Tent City 3 residents say the characteristics described are not associated with their tent city, most of them relating to drugs, alcohol, and violence. All of which are not tolerated at the camp.
Despite these restrictions, students like UW journalism major Katie Paff still object to bringing a tent city to campus.
“The university is an inappropriate place for Tent City 3," said Paff, declining to provide examples of why the tent city would be a problem to the institution. "Students and parents pay high tuition rates to go here and they shouldn't have to fear for their safety.”
The stigmatism that comes along with homelessness is nothing new to Tent City residents. Long-time resident and camp advisor to the Elected Committee at tent city, Lance Rowland said tent city initially faces opposition everywhere it goes.
“We run into the same thing you're witnessing right now, which is the fears, the hatreds, the phobias, the misinformation, the 'not in my neighborhood stuff,'” he said. “It's these stereotypes that are designed to keep us down, keep us in place."
Rowland explained that writing stories about homelessness doesn't change stereotypes. It takes engagement and learning.
“The words, the print, doesn't change fears and phobias," he said. "What changes it is the reality, eyes on, first hand, irreprovable real stuff.”
A former senior systems analyst for Physio-Control Corporation, makers of the first battery-operated cardiac defibrillator, Rowland is very articulate.
The proposed stay at the UW makes camper Robert “Shady” Gordon feel good. He thinks there are barriers preventing their stay on campus. Barriers founded in stereotypes.
“There are people here with degrees, that have owned businesses. Life has just kicked them in the butt, that happens, a lot,” Gordon said. “Just because we're homeless doesn't mean were not good people.”
E.J. moved to Tent City 3 for safety. He had a spinal infection that left him debilitated. He lives in pain, barely able to walk.
“I feel safe here," he said. "I don't have to worry about coming back and having all of my stuff stolen. Out there you're on your own.”
On the streets, E.J. says he was stabbed six times and had his jaw broken with brass-knuckles.
“There are currently 102 people at Tent City 3 and more than half of them work," he said.
Residents would like to improve their living conditions and aren't asking much of the university. A little more space, a flat area to camp on, more than one power cord and more than one water hose would be nice, they say. Resident Linda Richards said it's more space that she'd like.
“I would be very, very pleased if we could go there,” Richards said, “It's a bigger place.
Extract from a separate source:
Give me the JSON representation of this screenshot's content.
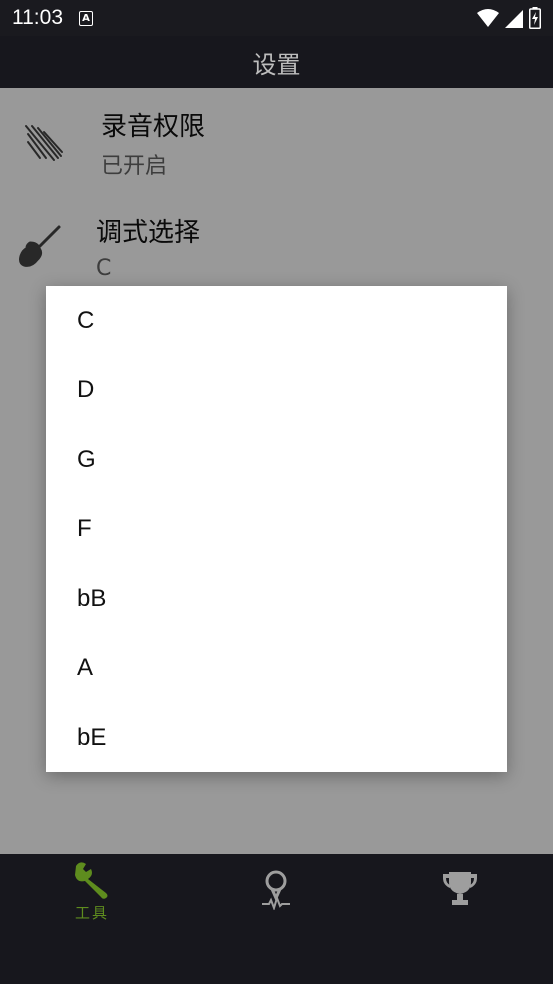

We're to cramped and I had to down-size the tent, which is like living in a closet. It's not easy to live in a tent so small.”
Residents see a stay on campus as a way to increase student's awareness about homelessness, as a way to change social attitudes about them. They acknowledge their roles as teachers.
Camper Mac McGlinchy said, “In all honesty I think it’d be a very good learning experience for not only the UW students because, lets call a spade a spade, most of them there probably got pretty good scholarships or their parents are paying for them and everything and they have no idea about homelessness. Also, the people here in tent city, they too could learn a lot in the process, as to a lack of a better way of putting it, to 'see how the other half lives.'”
Recalling their stay at Seattle University Rowland said SU's president, Father Stephen V. Sundborg, welcomed them, making their stay a “campus-wide priority.”
“Why is it socially unacceptable for someone to go hungry in this country, but yet it is socially acceptable for someone to be homeless?” asked Rowland. "Reality, not fear, is what changes peoples attitudes."
Mostly, residents just want the university to give Tent City 3 a chance to prove the nay-sayers wrong.
E.J. said, “It's really time to open up and see the by-product of your teachings. What do they have to loose? Really, what do they have to loose?”